If her son is over 18, he is out of the equation except to say that he could possibly buy the house with her if her income is not sufficient for lenders purposes.

 

 

 

Can I clarify anything else for you?

 

I am happy to answer any specific points arising from this.

 

Please take a moment to look at the top right-hand corner of the page and rate my service by clicking one of the stars at the top of the screen.

 

You may need to login again to use the rating service. Although it says "rate to finish" it doesn't close the thread and we can still exchange emails.

 

It's important that you use the rating service because that gives me credit.

 

It doesn't just give me a pat on the head! It's what gets me paid!!

 

There is also an experts incentive scheme whereby the more 5 star ratings I get I do actually get a pat on the head!

 

All you need to do is press Submit.

 

Thank you.

 

If you still need any points clarifying, I will still reply because the thread does not close.

 

Best wishes.

 

FES

 

Customer: replied 3 days ago.
Hi there, thanks so much, this helps a lot. I was worried that if she refused to sell or buy me out that I would be stuck paying it forever.
Can I just ask, would she need to get a new mortgage for the current price of the house so I would get my share of the current equity plus half of whatever has been paid off the mortgage?
I will give you that rating so you get the biggest pat on the head possible

Thank you again (:

Take the mortgage and the solicitors fees of the topline first.

Then you divide the proceeds in whichever way you like and either you buy her out or she buys you out. It’s mathematics not legalities.

She would need to get a mortgage for the full amount of the current mortgage plus any fees if she is not paying them out of the bank and of course in addition she needs the money to pay you off your financial equity.

Customer: replied 3 days ago.
Alright, thank you. Is it possible to do it without solicitors etc etc as obviously those are massive fees on top if we can sort this amicably

No one can be compelled to use a solicitor and you might want to avoid the bloodsucking leeches for everything except the legal transfer of the property. Although you can DIY that yourself, if the lender is involved they will insist that you use solicitors but use a conveyancing solicitor not a family/divorce/relationship solicitor who will try to get money out of you arguing that one of you is entitled to more than the other.

Financially, you can agree what you like between you without involving the bloodsuckers.

 

I am glad to help.

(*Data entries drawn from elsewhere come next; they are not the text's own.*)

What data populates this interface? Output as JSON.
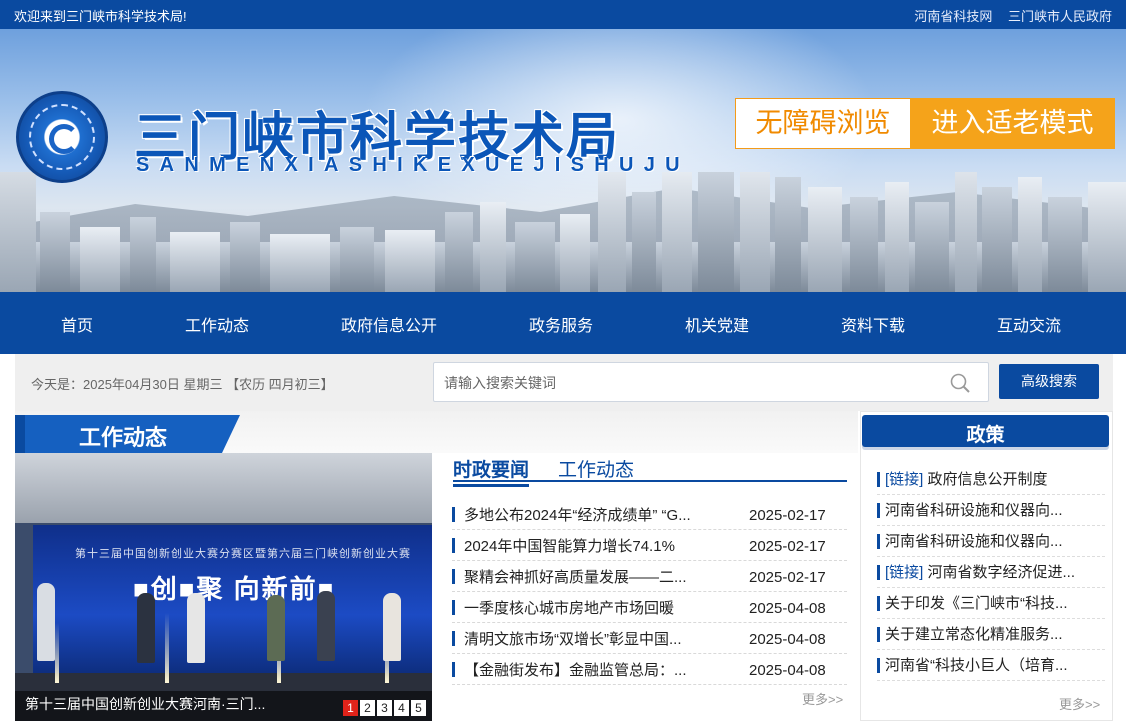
{
  "topbar": {
    "welcome": "欢迎来到三门峡市科学技术局!",
    "links": [
      "河南省科技网",
      "三门峡市人民政府"
    ]
  },
  "banner": {
    "title_cn": "三门峡市科学技术局",
    "title_en": "SANMENXIASHIKEXUEJISHUJU",
    "accessibility_label": "无障碍浏览",
    "elder_mode_label": "进入适老模式",
    "colors": {
      "primary": "#0a4aa0",
      "accent": "#f5a31a"
    }
  },
  "nav": {
    "items": [
      "首页",
      "工作动态",
      "政府信息公开",
      "政务服务",
      "机关党建",
      "资料下载",
      "互动交流"
    ]
  },
  "search": {
    "date_text": "今天是：2025年04月30日 星期三 【农历 四月初三】",
    "placeholder": "请输入搜索关键词",
    "value": "",
    "advanced_label": "高级搜索"
  },
  "work_section": {
    "title": "工作动态"
  },
  "carousel": {
    "screen_line1": "第十三届中国创新创业大赛分赛区暨第六届三门峡创新创业大赛",
    "screen_line2": "■创■聚 向新前■",
    "caption": "第十三届中国创新创业大赛河南·三门...",
    "pages": [
      "1",
      "2",
      "3",
      "4",
      "5"
    ],
    "active_page": "1"
  },
  "news": {
    "tabs": [
      "时政要闻",
      "工作动态"
    ],
    "active_tab": "时政要闻",
    "items": [
      {
        "title": "多地公布2024年“经济成绩单” “G...",
        "date": "2025-02-17"
      },
      {
        "title": "2024年中国智能算力增长74.1%",
        "date": "2025-02-17"
      },
      {
        "title": "聚精会神抓好高质量发展——二...",
        "date": "2025-02-17"
      },
      {
        "title": "一季度核心城市房地产市场回暖",
        "date": "2025-04-08"
      },
      {
        "title": "清明文旅市场“双增长”彰显中国...",
        "date": "2025-04-08"
      },
      {
        "title": "【金融街发布】金融监管总局：...",
        "date": "2025-04-08"
      }
    ],
    "more": "更多>>"
  },
  "policy": {
    "title": "政策",
    "items": [
      {
        "tag": "[链接]",
        "text": "政府信息公开制度"
      },
      {
        "tag": "",
        "text": "河南省科研设施和仪器向..."
      },
      {
        "tag": "",
        "text": "河南省科研设施和仪器向..."
      },
      {
        "tag": "[链接]",
        "text": "河南省数字经济促进..."
      },
      {
        "tag": "",
        "text": "关于印发《三门峡市“科技..."
      },
      {
        "tag": "",
        "text": "关于建立常态化精准服务..."
      },
      {
        "tag": "",
        "text": "河南省“科技小巨人（培育..."
      }
    ],
    "more": "更多>>"
  }
}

Please don’t forget to use the rating service because it means that I can continue to provide affordable and timely legal advice to people with similar problems.

Although it says "rate to finish" it doesn't close the thread and we can still exchange emails.

You may need to login again to use the rating service.

Thank you.

Best wishes

F E Smith and 2 other Law Specialists are ready to help you
Customer: replied 3 days ago.
Thanks so much. It's very much appreciated. I hope you have a great day (: